How to Grow the Biggest Tomatoes


If you want to grow huge tomatoes, follow the lead of Gordon Graham, who holds the Guiness Book of World Records for his 7 lb. 12 oz. whopper. Choose varieties known for producing large fruits like Big Zac or Giant Belgium. Most huge varieties are indeterminate types, meaning they grow all season on long, rambling vines. Native to South America, tomatoes love moist, fluffy soil and warm, sunny days.

Step 1

Make rich, fluffly soil by spreading 2 to 3 inches of compost on your garden location. Shovel the soil to a depth of 6 inches, mixing the compost into the ground. Dig a hole deep enough for your plant and gently place your plant in the hole. Backfill dirt in the hole, pushing the soil down firmly to remove any air pockets. Dilute starter solution according to package directions and apply 1 cup to the soil around the plant to prevent plant shock and give the tomato a good start.

Step 2

Place a wall of water over your young plant and fill the water pockets 2/3 full with water.
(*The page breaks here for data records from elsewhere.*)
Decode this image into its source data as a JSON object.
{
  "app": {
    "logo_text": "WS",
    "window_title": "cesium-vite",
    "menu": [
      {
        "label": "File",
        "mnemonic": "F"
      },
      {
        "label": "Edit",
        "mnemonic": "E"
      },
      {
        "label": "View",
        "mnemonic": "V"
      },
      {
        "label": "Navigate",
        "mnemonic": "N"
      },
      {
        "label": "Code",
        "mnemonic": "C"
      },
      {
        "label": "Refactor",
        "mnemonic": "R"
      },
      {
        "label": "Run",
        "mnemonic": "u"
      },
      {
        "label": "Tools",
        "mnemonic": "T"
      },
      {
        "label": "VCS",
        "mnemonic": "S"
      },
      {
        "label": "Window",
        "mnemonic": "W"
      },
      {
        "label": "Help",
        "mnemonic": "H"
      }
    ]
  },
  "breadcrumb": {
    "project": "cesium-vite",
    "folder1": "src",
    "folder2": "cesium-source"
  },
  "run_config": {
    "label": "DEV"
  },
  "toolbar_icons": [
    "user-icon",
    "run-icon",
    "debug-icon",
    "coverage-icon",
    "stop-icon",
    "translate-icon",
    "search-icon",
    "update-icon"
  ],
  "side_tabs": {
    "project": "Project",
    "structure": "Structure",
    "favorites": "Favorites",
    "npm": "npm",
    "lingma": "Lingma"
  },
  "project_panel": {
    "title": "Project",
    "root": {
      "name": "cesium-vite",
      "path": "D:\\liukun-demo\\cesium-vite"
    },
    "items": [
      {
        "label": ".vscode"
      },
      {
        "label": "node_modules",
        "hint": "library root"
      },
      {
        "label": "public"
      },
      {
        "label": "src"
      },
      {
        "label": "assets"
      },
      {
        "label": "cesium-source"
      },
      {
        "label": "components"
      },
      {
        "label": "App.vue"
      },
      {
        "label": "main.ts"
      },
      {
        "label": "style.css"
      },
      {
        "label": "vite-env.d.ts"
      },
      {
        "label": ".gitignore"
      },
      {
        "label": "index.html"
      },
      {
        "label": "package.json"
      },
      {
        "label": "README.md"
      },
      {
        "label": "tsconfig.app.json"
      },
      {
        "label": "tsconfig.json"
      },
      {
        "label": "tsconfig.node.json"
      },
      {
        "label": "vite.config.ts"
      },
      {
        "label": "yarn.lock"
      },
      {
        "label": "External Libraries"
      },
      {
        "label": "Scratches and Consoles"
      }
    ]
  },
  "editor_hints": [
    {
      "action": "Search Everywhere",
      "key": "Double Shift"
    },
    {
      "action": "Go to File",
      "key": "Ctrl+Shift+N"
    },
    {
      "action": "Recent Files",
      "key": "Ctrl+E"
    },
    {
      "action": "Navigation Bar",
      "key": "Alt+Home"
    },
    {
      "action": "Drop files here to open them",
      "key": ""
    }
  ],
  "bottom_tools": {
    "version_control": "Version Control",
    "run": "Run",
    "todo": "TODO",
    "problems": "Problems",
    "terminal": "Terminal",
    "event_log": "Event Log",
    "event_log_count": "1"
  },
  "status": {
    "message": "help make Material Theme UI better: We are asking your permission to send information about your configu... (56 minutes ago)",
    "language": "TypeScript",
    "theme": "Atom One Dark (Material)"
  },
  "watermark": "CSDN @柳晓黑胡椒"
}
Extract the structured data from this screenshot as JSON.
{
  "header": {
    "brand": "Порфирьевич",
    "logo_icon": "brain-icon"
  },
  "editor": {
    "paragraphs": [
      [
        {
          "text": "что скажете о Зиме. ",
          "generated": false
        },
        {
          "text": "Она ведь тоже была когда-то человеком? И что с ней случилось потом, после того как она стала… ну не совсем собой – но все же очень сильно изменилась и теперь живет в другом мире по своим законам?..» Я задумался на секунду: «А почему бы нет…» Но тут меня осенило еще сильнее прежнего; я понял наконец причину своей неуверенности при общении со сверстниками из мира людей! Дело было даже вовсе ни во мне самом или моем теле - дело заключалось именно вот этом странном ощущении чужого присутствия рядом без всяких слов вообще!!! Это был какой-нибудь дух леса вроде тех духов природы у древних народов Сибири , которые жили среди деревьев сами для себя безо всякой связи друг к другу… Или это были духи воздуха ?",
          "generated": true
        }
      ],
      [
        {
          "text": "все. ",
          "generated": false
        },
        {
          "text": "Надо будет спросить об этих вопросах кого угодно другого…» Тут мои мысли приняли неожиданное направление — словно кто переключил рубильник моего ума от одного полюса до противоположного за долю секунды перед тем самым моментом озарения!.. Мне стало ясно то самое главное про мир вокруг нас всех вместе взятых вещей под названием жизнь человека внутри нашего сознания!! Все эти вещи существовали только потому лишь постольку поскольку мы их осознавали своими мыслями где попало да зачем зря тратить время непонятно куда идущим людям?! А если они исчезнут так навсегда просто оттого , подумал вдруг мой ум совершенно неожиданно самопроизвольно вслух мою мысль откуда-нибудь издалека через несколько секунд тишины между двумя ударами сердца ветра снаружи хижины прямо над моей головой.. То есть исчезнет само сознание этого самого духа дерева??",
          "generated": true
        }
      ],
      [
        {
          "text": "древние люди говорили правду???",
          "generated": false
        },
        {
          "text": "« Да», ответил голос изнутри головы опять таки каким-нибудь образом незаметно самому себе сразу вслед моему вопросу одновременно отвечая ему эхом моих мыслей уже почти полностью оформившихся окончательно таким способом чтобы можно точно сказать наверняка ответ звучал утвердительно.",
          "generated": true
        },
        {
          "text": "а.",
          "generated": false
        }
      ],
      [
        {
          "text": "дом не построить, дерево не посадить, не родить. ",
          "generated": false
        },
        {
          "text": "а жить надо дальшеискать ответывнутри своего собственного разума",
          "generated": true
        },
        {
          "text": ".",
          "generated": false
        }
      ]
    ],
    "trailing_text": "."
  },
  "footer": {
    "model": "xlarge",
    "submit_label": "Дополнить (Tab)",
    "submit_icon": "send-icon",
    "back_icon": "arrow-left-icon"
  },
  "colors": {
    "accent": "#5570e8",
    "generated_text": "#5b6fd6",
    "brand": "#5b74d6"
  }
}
Adjust the wall of water so it sits like a teepee over the plant. Remove the wall of water when nighttime temperatures are reliably above 65 degrees F.

Step 3

Stake or cage your tomato plant to support heavy vines and fruits. Drive the stake or cage 12 inches into the soil. Cut old pantyhose legs into rings and tie them loosely around the tomato vines and the stake. As the plant grows, provide additional support by tying up the heavy vines.

Step 4

Fertilize your tomato plant with a balanced fertilizer or fish emulsion two to three weeks after planting and every four to six weeks thereafter. Follow package directions and keep granular fertilizer 4 inches away from the base of the plant to avoid root burn.

Step 5

Water your tomato 1 inch every week. Tomatoes need a consistently moist soil to thrive. Allowing them to wilt and then overwatering them will slow growth and cause disease. Water slowly with soaker hoses or a trickling hose. Watering in the evening promotes disease, so water only in the morning. Adjust your watering schedule for very rainy or dry weather.

Step 6

Prune your tomato, cutting off all but one strong stem. Pinch off any suckers that grow between the main stem and leaves. As the tomato plant matures, remove all but two or three fruits, choosing the older fruits at the bottom of the plant and closest to the main stem.

Things You'll Need

  • Compost
  • Shovel
  • Starter solution
  • Tomato plant
  • Wall of water
  • Balanced fertilizer (8-8-8) or fish emulsion
  • Old pantyhose
  • Stake or tomato cage
  • Hand pruning shears


  • What's Cooking America: Tomato Recipes
  • North Carolina State University: Growing Tomatoes for Home Use
  • Colorado State University Extension Office: Growing Tomatoes in the Home Garden
  • Organic Gardening: Grow Huge Tomatoes

Who Can Help

  • What's Cooking America: Tomato Recipes
Keywords: growing huge tomatoes, tomato gardening, huge tomatoes

About this Author

Julie Christensen has been writing professionally since 2001. She is a full-time freelance writer and former teacher with writing credits from several regional and national publications, such as Colorado Parent and LDS Living. She specializes in parenting, education and gardening topics. Christensen studied early childhood education at Ricks College, and spent 20 years as a teacher and director in university and public school settings.